Back at the castle, it’s time for Guy’s execution. Robin and the gang are there to steal some gold, but when they see Meg is also to be executed, there’s a slight change of plan. Isabella does a big speech about Guy being “an enemy of the people”, Guy pleads for Meg’s life, Robin shoots the axe out of the executioner’s hand, Thornton turns up, Guy escapes with Meg, but Meg gets slightly stabbed, and Isabella gets a bit upset.

Thornton chases Isabella into the castle and says he’s going to kill her. She begs for his forgiveness and he gets close enough for her to stab him ever so slightly fatally. Robin and Kate arrive just in time to see that Isabella doesn’t need any help actually, and leave. Meg dies in Guy’s arms, but not before he tells her that she’s really helped him. Robin and Kate start getting to know each other better, and Isabella orders that all Thornton’s men are to be killed to make sure no messages get to Prince John. Oh, and next time, it’ll be Robin that gets killed…

Quite delightfully silly and nonsensical, really. But from next week,it looks like things might get more interesting. Flashbacks! The truth about Guy’s past! And Robin’s!

[1] Oh dear. This was a bit much…
[2] Kind of a “did you spill my pint” taken to extremes…
[3] Given the number of times she’s changed sides, you’d think he’d be a little bit wary…
[4] And if he says anything about being Sheriff of Nottingham…
[5] And is therefore quite normal for this series

Death on a Branch Line – Andrew Martin

Yes, I’m building up a good head of steam on the Jim Stringer books now, so much so that I’ve nearly caught up. This, the fifth in the series, was first published last year.
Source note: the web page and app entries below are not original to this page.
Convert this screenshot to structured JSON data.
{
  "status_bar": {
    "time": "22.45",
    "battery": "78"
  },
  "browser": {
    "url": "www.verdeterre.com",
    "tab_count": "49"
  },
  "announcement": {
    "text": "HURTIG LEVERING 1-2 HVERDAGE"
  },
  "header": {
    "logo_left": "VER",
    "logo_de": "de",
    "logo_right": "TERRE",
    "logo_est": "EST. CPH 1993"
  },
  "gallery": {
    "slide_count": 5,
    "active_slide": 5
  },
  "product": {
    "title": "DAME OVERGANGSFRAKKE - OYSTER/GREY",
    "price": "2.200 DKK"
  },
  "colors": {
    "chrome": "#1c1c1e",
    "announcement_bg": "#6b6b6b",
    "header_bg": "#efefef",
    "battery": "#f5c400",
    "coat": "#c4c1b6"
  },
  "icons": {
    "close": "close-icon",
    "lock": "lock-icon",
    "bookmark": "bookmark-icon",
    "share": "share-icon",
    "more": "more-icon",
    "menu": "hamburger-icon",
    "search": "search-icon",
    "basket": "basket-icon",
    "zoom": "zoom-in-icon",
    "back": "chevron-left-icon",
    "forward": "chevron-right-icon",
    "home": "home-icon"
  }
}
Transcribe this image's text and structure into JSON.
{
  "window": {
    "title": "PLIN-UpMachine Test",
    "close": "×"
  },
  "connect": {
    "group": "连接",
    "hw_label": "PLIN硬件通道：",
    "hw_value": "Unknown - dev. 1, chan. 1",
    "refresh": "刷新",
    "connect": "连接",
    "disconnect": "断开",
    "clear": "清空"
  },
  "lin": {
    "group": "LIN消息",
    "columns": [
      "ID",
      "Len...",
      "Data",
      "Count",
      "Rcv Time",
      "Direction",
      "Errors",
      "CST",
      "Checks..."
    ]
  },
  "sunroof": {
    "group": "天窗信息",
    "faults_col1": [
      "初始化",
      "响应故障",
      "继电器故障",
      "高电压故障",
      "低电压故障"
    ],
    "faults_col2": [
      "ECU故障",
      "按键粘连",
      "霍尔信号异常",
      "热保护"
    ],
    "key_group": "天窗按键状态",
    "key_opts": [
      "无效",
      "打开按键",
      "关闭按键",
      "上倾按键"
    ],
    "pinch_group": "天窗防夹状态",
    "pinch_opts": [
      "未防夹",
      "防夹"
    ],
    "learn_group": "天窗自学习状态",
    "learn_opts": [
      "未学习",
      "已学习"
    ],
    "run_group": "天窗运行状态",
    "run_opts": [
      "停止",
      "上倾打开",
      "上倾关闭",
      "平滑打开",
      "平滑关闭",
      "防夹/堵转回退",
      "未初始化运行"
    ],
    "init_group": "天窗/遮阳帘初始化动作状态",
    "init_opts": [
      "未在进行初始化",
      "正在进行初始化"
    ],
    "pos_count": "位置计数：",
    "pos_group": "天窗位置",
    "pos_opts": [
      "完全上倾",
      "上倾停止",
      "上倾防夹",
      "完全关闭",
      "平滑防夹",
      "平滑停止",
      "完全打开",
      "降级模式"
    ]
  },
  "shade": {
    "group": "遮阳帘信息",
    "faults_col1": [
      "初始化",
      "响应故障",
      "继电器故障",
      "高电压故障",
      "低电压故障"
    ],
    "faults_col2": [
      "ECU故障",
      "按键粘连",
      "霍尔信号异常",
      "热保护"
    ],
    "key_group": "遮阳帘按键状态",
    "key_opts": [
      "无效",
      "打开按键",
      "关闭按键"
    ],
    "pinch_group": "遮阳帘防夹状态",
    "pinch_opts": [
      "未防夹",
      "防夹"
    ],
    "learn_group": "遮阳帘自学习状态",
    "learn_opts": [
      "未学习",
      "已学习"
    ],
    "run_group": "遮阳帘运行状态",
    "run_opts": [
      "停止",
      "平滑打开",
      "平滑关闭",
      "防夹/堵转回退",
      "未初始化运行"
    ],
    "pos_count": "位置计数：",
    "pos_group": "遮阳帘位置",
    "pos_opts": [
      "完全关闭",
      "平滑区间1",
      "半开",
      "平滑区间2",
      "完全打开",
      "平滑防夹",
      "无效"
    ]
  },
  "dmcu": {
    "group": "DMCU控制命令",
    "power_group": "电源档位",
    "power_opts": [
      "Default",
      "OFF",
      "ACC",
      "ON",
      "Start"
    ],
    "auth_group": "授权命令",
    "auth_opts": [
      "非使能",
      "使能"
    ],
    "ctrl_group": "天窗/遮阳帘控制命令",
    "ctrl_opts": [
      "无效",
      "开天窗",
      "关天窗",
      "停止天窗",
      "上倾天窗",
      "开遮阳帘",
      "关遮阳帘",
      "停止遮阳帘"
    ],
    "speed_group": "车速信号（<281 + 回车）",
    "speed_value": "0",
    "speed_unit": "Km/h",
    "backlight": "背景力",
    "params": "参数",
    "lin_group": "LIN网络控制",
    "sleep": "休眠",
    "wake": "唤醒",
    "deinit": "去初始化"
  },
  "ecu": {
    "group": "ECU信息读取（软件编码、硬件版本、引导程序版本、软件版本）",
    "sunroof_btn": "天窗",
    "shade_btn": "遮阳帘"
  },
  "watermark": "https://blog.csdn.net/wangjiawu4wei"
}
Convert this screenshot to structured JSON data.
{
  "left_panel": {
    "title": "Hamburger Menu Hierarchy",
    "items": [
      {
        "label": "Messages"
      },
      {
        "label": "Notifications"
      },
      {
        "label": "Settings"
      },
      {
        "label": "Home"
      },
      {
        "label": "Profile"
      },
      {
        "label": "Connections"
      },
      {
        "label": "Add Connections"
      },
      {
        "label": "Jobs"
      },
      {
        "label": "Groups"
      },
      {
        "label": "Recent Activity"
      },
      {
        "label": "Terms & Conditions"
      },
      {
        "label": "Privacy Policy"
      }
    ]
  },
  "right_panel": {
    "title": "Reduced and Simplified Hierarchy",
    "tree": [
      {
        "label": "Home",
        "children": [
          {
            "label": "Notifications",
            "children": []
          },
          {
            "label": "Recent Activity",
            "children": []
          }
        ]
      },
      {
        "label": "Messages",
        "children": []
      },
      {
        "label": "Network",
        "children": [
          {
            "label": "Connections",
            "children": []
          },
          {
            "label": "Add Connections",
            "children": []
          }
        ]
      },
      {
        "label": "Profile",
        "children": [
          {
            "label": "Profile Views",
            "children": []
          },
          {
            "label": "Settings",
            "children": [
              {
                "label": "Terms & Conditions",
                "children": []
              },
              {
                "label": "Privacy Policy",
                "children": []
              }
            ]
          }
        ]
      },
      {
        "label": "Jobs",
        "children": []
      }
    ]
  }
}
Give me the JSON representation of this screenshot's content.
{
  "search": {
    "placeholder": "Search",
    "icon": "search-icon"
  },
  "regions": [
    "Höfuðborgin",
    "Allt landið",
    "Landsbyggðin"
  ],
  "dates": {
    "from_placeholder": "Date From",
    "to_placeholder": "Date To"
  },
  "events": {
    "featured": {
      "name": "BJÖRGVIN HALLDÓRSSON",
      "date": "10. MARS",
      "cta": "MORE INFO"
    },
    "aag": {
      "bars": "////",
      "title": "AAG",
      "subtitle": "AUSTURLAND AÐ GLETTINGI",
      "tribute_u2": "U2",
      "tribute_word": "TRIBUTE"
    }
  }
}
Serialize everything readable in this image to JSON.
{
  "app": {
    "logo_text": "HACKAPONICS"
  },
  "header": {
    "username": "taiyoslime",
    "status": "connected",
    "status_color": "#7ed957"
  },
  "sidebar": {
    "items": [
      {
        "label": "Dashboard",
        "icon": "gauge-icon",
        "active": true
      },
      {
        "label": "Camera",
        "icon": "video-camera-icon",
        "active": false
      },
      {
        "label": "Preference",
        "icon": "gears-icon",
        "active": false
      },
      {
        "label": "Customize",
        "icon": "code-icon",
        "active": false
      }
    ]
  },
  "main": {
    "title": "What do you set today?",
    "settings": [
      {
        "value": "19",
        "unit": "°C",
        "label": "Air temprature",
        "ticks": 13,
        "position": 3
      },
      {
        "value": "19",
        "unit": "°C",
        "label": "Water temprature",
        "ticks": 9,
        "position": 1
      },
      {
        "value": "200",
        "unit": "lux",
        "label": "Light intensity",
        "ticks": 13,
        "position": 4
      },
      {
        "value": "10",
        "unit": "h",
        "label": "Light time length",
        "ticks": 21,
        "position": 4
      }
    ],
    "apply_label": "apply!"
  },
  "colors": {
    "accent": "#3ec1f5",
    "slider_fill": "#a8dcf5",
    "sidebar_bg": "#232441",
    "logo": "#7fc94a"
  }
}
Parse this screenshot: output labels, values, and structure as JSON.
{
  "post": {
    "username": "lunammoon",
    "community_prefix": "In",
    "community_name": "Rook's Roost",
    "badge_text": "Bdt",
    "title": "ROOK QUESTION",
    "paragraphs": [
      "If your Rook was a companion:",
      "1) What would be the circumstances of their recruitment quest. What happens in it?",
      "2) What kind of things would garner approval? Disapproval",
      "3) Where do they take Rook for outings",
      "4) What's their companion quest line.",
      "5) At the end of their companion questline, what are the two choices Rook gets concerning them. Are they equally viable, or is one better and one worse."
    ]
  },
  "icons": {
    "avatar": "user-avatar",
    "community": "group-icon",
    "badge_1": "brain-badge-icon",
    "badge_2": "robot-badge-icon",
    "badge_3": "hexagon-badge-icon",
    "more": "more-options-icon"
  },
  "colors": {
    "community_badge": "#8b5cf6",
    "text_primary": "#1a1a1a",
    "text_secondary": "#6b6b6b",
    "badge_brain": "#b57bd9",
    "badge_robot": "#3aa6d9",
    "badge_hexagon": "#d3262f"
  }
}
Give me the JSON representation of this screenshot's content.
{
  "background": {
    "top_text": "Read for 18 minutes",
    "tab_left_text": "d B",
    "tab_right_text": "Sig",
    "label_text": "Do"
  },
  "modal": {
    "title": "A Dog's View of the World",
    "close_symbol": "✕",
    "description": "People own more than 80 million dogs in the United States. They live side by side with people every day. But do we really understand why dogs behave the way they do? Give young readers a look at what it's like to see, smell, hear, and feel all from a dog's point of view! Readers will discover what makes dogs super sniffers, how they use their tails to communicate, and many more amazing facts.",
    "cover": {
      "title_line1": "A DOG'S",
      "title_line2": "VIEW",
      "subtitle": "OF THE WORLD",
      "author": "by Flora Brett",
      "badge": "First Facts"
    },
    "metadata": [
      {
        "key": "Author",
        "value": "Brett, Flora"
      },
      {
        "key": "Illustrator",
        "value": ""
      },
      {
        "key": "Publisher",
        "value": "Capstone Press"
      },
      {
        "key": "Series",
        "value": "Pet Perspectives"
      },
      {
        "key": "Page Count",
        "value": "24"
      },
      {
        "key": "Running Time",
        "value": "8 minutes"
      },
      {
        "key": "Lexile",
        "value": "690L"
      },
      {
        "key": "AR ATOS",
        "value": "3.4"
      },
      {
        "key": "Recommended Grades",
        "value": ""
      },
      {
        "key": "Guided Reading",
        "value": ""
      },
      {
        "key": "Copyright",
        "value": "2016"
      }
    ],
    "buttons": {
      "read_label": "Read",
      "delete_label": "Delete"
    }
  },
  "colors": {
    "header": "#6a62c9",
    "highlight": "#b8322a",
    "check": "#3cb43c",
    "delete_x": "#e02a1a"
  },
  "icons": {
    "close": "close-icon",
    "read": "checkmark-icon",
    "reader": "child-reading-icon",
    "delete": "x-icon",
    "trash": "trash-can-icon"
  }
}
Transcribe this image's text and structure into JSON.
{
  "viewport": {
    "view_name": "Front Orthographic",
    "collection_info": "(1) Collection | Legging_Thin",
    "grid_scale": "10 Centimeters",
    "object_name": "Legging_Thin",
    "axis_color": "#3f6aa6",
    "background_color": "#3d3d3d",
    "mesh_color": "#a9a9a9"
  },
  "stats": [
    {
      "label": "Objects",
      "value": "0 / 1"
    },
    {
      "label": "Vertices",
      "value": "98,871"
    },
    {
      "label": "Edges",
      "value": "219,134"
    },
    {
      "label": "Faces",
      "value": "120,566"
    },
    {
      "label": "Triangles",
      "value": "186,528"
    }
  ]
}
It’s set in the hot summer of 1911, with suspicions and general paranoia about German activities running high.

It’s a weekend in July, and Jim’s supposed to be taking his wife Lydia to Scarborough for the weekend, but after a chance encounter with a man being taken to Durham, where he’ll be executed on Monday morning, he changes his plans. Off they go to a small village called Adenwold, the place where Hugh Lambert[1] apparently killed his father, and where his brother John is more than likely to be killed before the weekend is out. Jim believes Hugh to be innocent, and sets out to do what he can…

And it all gets a wee bit complicated – there’s a mysterious cyclist, a man with some German documents, and a nice collection of local characters. Jim decides it’s all a bit much, and sends for his Chief Inspector, who turns up as expected. Jim gets a little confused when he realises that the Chief arrived in Adenwold before his telegram was sent. Jim also tries to persuade Lydia to return home, to keep her out of the danger that he is sure is not far away, but she’s not having any of that…

As with the other books, it’s a good, entertaining read, with a mystery that takes a lot of solving. But the murder is only part of the story, which ends up getting Jim involved in deeper matters than he’s ever seen before. And there’s lots of gratuitous railway detail, of course. Good fun, worth a read.

[1] The man being taken to Durham

I think Tigger’s up to something….

Readers who’ve known me a long time occasionally ask if I’m ever going to reactivate Tiggercam, a site I ran for a few years. It’s still there, but without the daily (or thereabouts) Changing of the Tigger, it’s not all that exciting. Well, unless you’re a Tigger fan, it probably never was, but some people liked it.

Well, I think Tigger is trying to arrange something. Here he is, apparently deep in conversation with that dragon who followed me home from Cardiff.

Tigger and Dragon

Tigger and Dragon

And he’s been investigating my wine:

Don't bounce it!

Don't bounce it!

And even my whisky[1]:



In fact, I think he did more than investigate the whisky, judging by how subdued his bouncing is this morning…

So maybe it is time to think about a new version of Tiggercam, if only to keep him away from my booze!

[1] That’s the Macallan 10 year old, there.